It is instructive to consider a dialectical relationship between cultural regression and lag. For example in the study we have been doing for some years now in the Bronx the science teacher in the study. In a note to the teacher I remarked as follows:

New culture can be produced, have a high value for many contexts, and not be enacted in practice until its enactment is appropriate. Ann Swidler referred to this phenomenon as cultural lag. Just because particular culture is not enacted, it cannot be inferred that it has not been produced (qua learned), or that it is not valued. As we have seen repeatedly in this research, in regards to your teaching, the structures of the science class appeared to privilege ways of teaching that were grounded in, and well honed by, your years of teaching science in New York. For example, even though you are a strong advocate for collaborative approaches to teaching and learning, that greatly expanded the roles of students to include coteaching, peer tutoring, buddy systems, and the infusion of regular cogenerative dialogues into the ongoing enacted science curriculum, you often resort to teaching approaches that feature you seeking to gain control over students, telling them what they need to know and how to learn, silencing students' voices, and expecting students to align with your ways of thinking and acting rather than noticing differences, reinforcing them, and encouraging their elaboration. You regarded as disrespectful and unacceptable students' failure to accept your "traditional" styles of teaching and enact roles consistent with them. However, you  consistently advocated for creating and maintaining learning environments associated with differences among students, interactive dialogue, and expansive knowledge production systems. Your adherence to the tenets of collaborative, emancipatory learning are evident in his research, professional development efforts with colleagues, and regular scheduling of cogenerative dialogue. Consistent with the idea that fields have no boundaries, the cogenerative dialogue field is evident in both enacted science lessons and meetings with small groups of students and so too were your more traditional styles of teaching. An ever-present contradiction is attributable to continuously emergent structures that served as resonant sites for your consistent enactment of traditional, teacher-centered roles. At the same time, structures emerge continuously as resonant sites for your consistent enactment of traditional, teacher-centered roles.
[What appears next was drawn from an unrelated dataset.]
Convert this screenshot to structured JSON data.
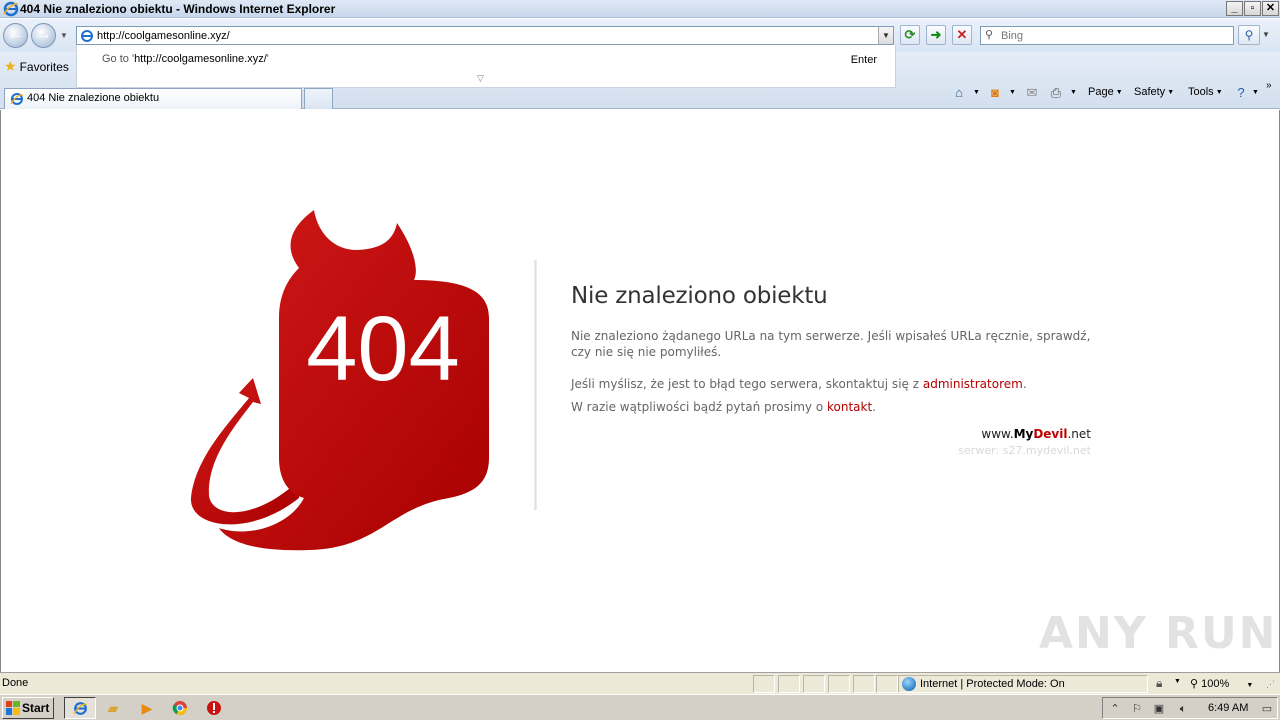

In response, the teacher described his traditional practices as historically constituted, reflecting his residential Catholic high school experience in the Philippines, which emphasized good manners and right conduct (i.e., good and right). He described the traditional approach as imposing, consistent with paternalism. We experienced a switch from collaborative forms of interaction to what to a "good and right" interaction style in classroom interactions and cogen. There is a possibility that the structures that afforded resonances with good and right interaction are associated with low grade anger, taking the form of frustration, irritation and emotions of that ilk. Even though the teacher set out to enact roles that incorporated collaborative interaction styles it is possible that a buildup of negative emotional energy, related to frustration/irritation, served as resonance sites for the enactment of good and right habitus.

© Kenneth Tobin 2015